Wednesday, May 16, 2012

MySQL Cluster 7.2.7 achieves 1BN update transactions per minute

In MySQL Cluster there is a limiting factor in the receive threads that limits our update performance to about 0.5M update transactions per node group per second (usually 2 nodes per node group). In MySQL Cluster 7.2.7 we have removed most of this bottleneck and can now achieve 3x as many update transactions. We're reaching about 1.5M updates per node group per second. On a 30-node configuration we achieved 19.5M update transactions per second which corresponds to 1.17BN updates per minute. This means we achieve almost linear increase of update performance all the way to 30 data nodes.

The benchmarks were executed using the benchmark scripts dbt2-0.37.50 available at dev.mysql.com, the benchmark program is the flexAsynch program mentioned in some of my earlier blogs. We used 8 LQH threads per data node.

10 comments:

Luca Olivari said...

Congrats!

Robert Hodges said...

Congratulations on these numbers. MySQL cluster has some very creative adaptations for speed. I enjoy reading the team's blog posts about your work and hope your team can make it to some of the upcoming community conferences to talk about MySQL Cluster innovations.

Anonymous said...

Hi Mikael,

the improvments in NDB 7.2 are impressive.
Can you tell us how you do enable more than 4LQH on datanodes ? It is not written in the documentation, and using threadconfig, ndbmtd does not accept > 4 LQH with only 4 Redolog Parts

Thanks for the great work !!

Mikael Ronstrom said...

It's quite correct that NDB won't accept > 4 LQH's unless also there > 4 REDO Log parts. Each LQH thread needs at least one REDO log part.

Anonymous said...

Hi Mikael,

thanks for the complement of information. Is it possible to define more than 4 Redo Log Parts in actual 7.2.5 configuration ?

Thanks again for your help

Mikael Ronstrom said...

Yes, support for more than 4 log parts were introduced in MySQL Cluster 7.2.5

Anonymous said...

where can i download 7.2.7 version?

Unknown said...

Hey Mikael,

After reading your entry here and, especially, your entry "Challenges in reaching 1BN reads and updates per minute for MySQL Cluster 7.2", I was very excited about testing and implementing this latest version of cluster. I particularly liked the granular control over NDB threads provided by the ThreadConfig option.
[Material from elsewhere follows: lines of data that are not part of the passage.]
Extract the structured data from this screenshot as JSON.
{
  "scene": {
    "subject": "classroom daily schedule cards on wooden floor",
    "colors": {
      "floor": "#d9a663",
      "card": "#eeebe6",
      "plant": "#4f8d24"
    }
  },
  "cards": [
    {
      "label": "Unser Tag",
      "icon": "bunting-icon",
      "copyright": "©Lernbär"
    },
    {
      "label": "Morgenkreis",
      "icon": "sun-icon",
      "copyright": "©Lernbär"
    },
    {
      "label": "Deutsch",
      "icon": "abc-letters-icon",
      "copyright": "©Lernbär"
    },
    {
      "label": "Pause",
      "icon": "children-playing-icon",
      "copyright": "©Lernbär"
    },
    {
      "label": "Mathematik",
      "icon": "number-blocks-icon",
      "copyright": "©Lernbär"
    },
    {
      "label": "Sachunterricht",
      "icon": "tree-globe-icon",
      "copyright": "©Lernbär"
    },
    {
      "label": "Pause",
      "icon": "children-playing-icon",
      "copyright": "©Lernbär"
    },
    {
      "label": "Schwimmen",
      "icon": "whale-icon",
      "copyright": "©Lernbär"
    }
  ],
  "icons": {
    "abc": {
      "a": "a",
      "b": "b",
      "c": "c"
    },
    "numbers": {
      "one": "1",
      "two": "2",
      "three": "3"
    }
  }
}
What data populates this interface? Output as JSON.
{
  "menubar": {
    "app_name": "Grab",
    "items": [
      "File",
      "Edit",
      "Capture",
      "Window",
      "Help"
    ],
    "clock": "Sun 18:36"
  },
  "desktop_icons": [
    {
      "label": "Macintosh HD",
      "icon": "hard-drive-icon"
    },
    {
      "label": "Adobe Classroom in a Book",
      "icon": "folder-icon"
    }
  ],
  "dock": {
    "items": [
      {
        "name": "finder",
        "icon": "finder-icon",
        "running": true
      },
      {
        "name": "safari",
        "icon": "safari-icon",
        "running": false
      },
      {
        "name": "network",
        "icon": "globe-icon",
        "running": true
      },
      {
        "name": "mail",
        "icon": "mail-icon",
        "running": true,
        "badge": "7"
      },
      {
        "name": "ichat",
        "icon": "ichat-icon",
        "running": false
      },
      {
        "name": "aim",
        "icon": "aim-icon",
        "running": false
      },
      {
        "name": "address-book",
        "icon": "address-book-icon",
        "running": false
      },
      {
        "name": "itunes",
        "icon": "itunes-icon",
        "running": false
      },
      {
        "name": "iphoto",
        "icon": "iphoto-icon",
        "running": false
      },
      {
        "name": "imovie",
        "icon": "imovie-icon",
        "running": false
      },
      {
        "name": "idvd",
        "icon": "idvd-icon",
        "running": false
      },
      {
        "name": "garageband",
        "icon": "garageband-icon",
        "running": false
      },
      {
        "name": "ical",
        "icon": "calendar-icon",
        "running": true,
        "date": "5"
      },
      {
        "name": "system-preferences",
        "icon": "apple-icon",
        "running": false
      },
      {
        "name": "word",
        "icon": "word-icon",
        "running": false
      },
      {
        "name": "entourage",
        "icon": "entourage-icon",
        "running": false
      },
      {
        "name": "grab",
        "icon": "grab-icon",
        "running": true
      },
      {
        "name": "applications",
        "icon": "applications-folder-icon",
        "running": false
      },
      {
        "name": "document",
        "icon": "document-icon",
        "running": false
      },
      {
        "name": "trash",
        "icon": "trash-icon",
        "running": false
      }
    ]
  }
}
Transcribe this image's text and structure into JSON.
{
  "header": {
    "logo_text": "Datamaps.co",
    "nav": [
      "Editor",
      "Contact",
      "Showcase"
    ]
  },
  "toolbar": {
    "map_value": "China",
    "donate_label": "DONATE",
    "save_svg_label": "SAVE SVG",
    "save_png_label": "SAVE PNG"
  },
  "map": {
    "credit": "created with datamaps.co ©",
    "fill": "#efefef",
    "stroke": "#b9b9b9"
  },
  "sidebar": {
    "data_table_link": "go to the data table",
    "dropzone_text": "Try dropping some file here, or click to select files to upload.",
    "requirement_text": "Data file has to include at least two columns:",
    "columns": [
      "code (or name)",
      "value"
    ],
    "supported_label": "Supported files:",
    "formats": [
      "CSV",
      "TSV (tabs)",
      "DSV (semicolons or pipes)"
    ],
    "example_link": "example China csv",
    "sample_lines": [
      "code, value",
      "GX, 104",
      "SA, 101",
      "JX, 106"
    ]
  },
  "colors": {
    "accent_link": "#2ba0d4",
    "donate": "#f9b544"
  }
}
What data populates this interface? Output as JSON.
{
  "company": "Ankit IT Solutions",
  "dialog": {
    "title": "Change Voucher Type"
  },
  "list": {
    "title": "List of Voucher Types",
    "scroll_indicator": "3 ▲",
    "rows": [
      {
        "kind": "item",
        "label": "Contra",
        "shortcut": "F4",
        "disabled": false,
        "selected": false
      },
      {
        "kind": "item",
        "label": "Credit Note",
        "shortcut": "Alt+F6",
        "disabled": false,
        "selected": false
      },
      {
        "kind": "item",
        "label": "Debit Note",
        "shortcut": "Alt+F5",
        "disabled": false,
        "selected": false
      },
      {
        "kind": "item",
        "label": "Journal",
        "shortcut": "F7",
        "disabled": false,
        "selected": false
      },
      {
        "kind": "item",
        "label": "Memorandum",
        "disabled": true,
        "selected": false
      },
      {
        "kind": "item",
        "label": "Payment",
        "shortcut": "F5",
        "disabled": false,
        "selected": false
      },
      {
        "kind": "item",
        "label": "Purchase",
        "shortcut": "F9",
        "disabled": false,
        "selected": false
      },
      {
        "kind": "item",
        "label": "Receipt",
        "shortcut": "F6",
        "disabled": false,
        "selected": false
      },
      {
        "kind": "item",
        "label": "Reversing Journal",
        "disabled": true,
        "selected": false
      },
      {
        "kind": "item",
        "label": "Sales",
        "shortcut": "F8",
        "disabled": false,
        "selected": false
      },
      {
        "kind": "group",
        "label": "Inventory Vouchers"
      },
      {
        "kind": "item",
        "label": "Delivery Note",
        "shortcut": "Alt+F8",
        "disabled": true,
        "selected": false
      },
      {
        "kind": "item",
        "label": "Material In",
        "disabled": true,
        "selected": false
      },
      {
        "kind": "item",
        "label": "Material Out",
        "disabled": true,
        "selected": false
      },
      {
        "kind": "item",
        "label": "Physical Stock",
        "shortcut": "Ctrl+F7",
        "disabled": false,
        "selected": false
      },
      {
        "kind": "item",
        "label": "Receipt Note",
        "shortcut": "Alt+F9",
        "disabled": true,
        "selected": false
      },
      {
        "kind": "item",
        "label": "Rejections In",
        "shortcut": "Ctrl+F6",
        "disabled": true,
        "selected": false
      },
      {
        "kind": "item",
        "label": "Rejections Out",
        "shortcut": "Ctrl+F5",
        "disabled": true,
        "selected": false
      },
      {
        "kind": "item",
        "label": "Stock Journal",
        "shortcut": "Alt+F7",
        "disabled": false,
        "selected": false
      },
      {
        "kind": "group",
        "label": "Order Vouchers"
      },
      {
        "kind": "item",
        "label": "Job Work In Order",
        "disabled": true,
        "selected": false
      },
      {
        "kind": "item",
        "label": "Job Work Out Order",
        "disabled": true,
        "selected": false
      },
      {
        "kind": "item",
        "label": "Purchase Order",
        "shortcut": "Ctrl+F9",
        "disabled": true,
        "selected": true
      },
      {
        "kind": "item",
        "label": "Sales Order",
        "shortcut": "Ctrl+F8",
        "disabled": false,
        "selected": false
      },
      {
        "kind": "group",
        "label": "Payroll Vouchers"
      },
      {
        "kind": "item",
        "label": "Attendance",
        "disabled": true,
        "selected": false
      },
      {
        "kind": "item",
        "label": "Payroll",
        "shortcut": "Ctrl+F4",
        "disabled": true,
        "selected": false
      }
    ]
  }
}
For testing, I installed on two Intel E5-1650s, and started it up. With only 12 cores, I gave it 4 LQHs, 1 send, 1 recv, 1 rep, 2 TCs, and had the main and IO running together; leaving two cores for the OS. I was amazed at it's stability and responsiveness. It absolutely blew away anything previous I had tested.

When I tried to do a backup, however, after writing the schemas to the CTL file, the first LQH thread tried to send a GSN_SCAN_FRAGREQ (353) signal to the second LQH thread. Since they aren't supposed to communicate, no JB exists and so the data nodes receive a SIGSEGV from the OS.

Did I miss some critical bit of info in implementing ThreadConfig?

Unknown said...

Hey Mikael,

After reading your entry here and, especially, your entry "Challenges in reaching 1BN reads and updates per minute for MySQL Cluster 7.2", I was very excited about testing and implementing this latest version of cluster. I particularly liked the granular control over NDB threads provided by the ThreadConfig option. For testing, I installed on two Intel E5-1650s, and started it up. With only 12 cores, I gave it 4 LQHs, 1 send, 1 recv, 1 rep, 2 TCs, and had the main and IO running together; leaving two cores for the OS. I was amazed at it's stability and responsiveness. It absolutely blew away anything previous I had tested.

When I tried to do a backup, however, after writing the schemas to the CTL file, the first LQH thread tried to send a GSN_SCAN_FRAGREQ (353) signal to the second LQH thread. Since they aren't supposed to communicate, no JB exists and so the data nodes receive a SIGSEGV from the OS.

Did I miss some critical bit of info in implementing ThreadConfig?

Mikael Ronstrom said...

Hi,
No, you missed nothing, you hit a bug. We also discovered this very recently and actually discussed the fix today :) A fix is in the works.